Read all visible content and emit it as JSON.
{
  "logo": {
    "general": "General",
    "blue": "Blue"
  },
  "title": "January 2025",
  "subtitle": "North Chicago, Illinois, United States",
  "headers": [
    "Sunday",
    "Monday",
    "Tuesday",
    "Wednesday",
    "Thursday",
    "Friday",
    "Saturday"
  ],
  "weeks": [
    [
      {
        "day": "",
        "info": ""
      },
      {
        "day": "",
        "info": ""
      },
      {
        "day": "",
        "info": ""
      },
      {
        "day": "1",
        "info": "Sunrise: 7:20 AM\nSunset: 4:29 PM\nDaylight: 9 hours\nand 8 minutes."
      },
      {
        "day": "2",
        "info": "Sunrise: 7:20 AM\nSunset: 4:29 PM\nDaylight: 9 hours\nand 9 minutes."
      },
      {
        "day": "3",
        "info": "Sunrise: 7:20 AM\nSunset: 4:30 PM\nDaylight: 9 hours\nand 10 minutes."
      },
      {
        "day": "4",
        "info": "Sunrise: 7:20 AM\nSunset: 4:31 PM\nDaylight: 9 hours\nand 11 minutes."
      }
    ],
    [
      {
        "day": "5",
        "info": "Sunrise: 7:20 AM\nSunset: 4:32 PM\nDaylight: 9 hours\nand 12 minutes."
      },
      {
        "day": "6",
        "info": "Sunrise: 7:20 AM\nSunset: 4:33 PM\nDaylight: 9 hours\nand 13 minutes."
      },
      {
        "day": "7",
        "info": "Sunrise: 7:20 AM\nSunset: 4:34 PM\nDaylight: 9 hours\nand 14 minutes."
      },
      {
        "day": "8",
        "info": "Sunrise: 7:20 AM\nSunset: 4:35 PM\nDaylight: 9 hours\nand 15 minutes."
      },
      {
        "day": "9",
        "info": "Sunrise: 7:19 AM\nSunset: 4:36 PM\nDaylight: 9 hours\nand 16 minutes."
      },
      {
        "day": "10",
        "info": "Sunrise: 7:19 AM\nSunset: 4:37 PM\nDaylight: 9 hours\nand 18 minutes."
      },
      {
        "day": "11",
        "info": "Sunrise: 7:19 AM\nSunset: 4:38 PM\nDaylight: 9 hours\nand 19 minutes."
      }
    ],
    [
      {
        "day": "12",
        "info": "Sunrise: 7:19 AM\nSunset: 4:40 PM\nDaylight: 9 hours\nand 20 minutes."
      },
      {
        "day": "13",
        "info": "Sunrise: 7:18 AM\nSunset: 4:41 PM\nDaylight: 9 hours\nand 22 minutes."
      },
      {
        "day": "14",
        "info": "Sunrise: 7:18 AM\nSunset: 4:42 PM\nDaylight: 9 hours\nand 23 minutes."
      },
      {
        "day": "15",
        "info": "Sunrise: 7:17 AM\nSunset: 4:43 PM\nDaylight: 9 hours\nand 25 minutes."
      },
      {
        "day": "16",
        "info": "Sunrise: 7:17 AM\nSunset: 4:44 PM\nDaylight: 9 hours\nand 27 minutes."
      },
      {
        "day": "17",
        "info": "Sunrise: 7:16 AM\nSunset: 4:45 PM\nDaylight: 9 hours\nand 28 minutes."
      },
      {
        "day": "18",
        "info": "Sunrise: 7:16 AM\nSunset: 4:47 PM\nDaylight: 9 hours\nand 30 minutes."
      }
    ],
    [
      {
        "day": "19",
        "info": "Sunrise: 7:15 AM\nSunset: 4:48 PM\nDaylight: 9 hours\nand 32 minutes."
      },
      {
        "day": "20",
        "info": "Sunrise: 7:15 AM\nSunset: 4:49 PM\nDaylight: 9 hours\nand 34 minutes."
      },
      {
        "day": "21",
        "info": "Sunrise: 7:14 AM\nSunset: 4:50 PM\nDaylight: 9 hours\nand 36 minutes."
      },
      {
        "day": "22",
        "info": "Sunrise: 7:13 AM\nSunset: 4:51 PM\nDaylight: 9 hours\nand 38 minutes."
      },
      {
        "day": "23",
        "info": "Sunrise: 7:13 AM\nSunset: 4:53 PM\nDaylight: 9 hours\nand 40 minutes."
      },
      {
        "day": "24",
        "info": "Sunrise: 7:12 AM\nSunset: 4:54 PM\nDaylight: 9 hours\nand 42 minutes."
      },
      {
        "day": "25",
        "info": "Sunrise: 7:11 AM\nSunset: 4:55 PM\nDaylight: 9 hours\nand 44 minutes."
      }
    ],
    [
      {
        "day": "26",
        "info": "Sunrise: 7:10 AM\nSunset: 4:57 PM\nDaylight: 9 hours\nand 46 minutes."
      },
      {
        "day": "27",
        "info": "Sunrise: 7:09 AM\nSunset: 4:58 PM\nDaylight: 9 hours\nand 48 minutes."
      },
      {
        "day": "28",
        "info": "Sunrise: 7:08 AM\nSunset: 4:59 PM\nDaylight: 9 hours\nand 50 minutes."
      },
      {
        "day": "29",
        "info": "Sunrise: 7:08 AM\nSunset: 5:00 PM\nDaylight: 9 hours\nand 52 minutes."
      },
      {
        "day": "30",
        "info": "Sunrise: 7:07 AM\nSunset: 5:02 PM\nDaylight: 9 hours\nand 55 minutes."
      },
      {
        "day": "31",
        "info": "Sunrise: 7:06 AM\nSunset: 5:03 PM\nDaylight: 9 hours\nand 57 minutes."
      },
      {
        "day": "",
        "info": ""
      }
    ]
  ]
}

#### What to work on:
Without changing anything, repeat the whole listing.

#### Response to the exercise:
Read all visible content and emit it as JSON.
{
  "logo": {
    "general": "General",
    "blue": "Blue"
  },
  "title": "January 2025",
  "subtitle": "North Chicago, Illinois, United States",
  "headers": [
    "Sunday",
    "Monday",
    "Tuesday",
    "Wednesday",
    "Thursday",
    "Friday",
    "Saturday"
  ],
  "weeks": [
    [
      {
        "day": "",
        "info": ""
      },
      {
        "day": "",
        "info": ""
      },
      {
        "day": "",
        "info": ""
      },
      {
        "day": "1",
        "info": "Sunrise: 7:20 AM\nSunset: 4:29 PM\nDaylight: 9 hours\nand 8 minutes."
      },
      {
        "day": "2",
        "info": "Sunrise: 7:20 AM\nSunset: 4:29 PM\nDaylight: 9 hours\nand 9 minutes."
      },
      {
        "day": "3",
        "info": "Sunrise: 7:20 AM\nSunset: 4:30 PM\nDaylight: 9 hours\nand 10 minutes."
      },
      {
        "day": "4",
        "info": "Sunrise: 7:20 AM\nSunset: 4:31 PM\nDaylight: 9 hours\nand 11 minutes."
      }
    ],
    [
      {
        "day": "5",
        "info": "Sunrise: 7:20 AM\nSunset: 4:32 PM\nDaylight: 9 hours\nand 12 minutes."
      },
      {
        "day": "6",
        "info": "Sunrise: 7:20 AM\nSunset: 4:33 PM\nDaylight: 9 hours\nand 13 minutes."
      },
      {
        "day": "7",
        "info": "Sunrise: 7:20 AM\nSunset: 4:34 PM\nDaylight: 9 hours\nand 14 minutes."
      },
      {
        "day": "8",
        "info": "Sunrise: 7:20 AM\nSunset: 4:35 PM\nDaylight: 9 hours\nand 15 minutes."
      },
      {
        "day": "9",
        "info": "Sunrise: 7:19 AM\nSunset: 4:36 PM\nDaylight: 9 hours\nand 16 minutes."
      },
      {
        "day": "10",
        "info": "Sunrise: 7:19 AM\nSunset: 4:37 PM\nDaylight: 9 hours\nand 18 minutes."
      },
      {
        "day": "11",
        "info": "Sunrise: 7:19 AM\nSunset: 4:38 PM\nDaylight: 9 hours\nand 19 minutes."
      }
    ],
    [
      {
        "day": "12",
        "info": "Sunrise: 7:19 AM\nSunset: 4:40 PM\nDaylight: 9 hours\nand 20 minutes."
      },
      {
        "day": "13",
        "info": "Sunrise: 7:18 AM\nSunset: 4:41 PM\nDaylight: 9 hours\nand 22 minutes."
      },
      {
        "day": "14",
        "info": "Sunrise: 7:18 AM\nSunset: 4:42 PM\nDaylight: 9 hours\nand 23 minutes."
      },
      {
        "day": "15",
        "info": "Sunrise: 7:17 AM\nSunset: 4:43 PM\nDaylight: 9 hours\nand 25 minutes."
      },
      {
        "day": "16",
        "info": "Sunrise: 7:17 AM\nSunset: 4:44 PM\nDaylight: 9 hours\nand 27 minutes."
      },
      {
        "day": "17",
        "info": "Sunrise: 7:16 AM\nSunset: 4:45 PM\nDaylight: 9 hours\nand 28 minutes."
      },
      {
        "day": "18",
        "info": "Sunrise: 7:16 AM\nSunset: 4:47 PM\nDaylight: 9 hours\nand 30 minutes."
      }
    ],
    [
      {
        "day": "19",
        "info": "Sunrise: 7:15 AM\nSunset: 4:48 PM\nDaylight: 9 hours\nand 32 minutes."
      },
      {
        "day": "20",
        "info": "Sunrise: 7:15 AM\nSunset: 4:49 PM\nDaylight: 9 hours\nand 34 minutes."
      },
      {
        "day": "21",
        "info": "Sunrise: 7:14 AM\nSunset: 4:50 PM\nDaylight: 9 hours\nand 36 minutes."
      },
      {
        "day": "22",
        "info": "Sunrise: 7:13 AM\nSunset: 4:51 PM\nDaylight: 9 hours\nand 38 minutes."
      },
      {
        "day": "23",
        "info": "Sunrise: 7:13 AM\nSunset: 4:53 PM\nDaylight: 9 hours\nand 40 minutes."
      },
      {
        "day": "24",
        "info": "Sunrise: 7:12 AM\nSunset: 4:54 PM\nDaylight: 9 hours\nand 42 minutes."
      },
      {
        "day": "25",
        "info": "Sunrise: 7:11 AM\nSunset: 4:55 PM\nDaylight: 9 hours\nand 44 minutes."
      }
    ],
    [
      {
        "day": "26",
        "info": "Sunrise: 7:10 AM\nSunset: 4:57 PM\nDaylight: 9 hours\nand 46 minutes."
      },
      {
        "day": "27",
        "info": "Sunrise: 7:09 AM\nSunset: 4:58 PM\nDaylight: 9 hours\nand 48 minutes."
      },
      {
        "day": "28",
        "info": "Sunrise: 7:08 AM\nSunset: 4:59 PM\nDaylight: 9 hours\nand 50 minutes."
      },
      {
        "day": "29",
        "info": "Sunrise: 7:08 AM\nSunset: 5:00 PM\nDaylight: 9 hours\nand 52 minutes."
      },
      {
        "day": "30",
        "info": "Sunrise: 7:07 AM\nSunset: 5:02 PM\nDaylight: 9 hours\nand 55 minutes."
      },
      {
        "day": "31",
        "info": "Sunrise: 7:06 AM\nSunset: 5:03 PM\nDaylight: 9 hours\nand 57 minutes."
      },
      {
        "day": "",
        "info": ""
      }
    ]
  ]
}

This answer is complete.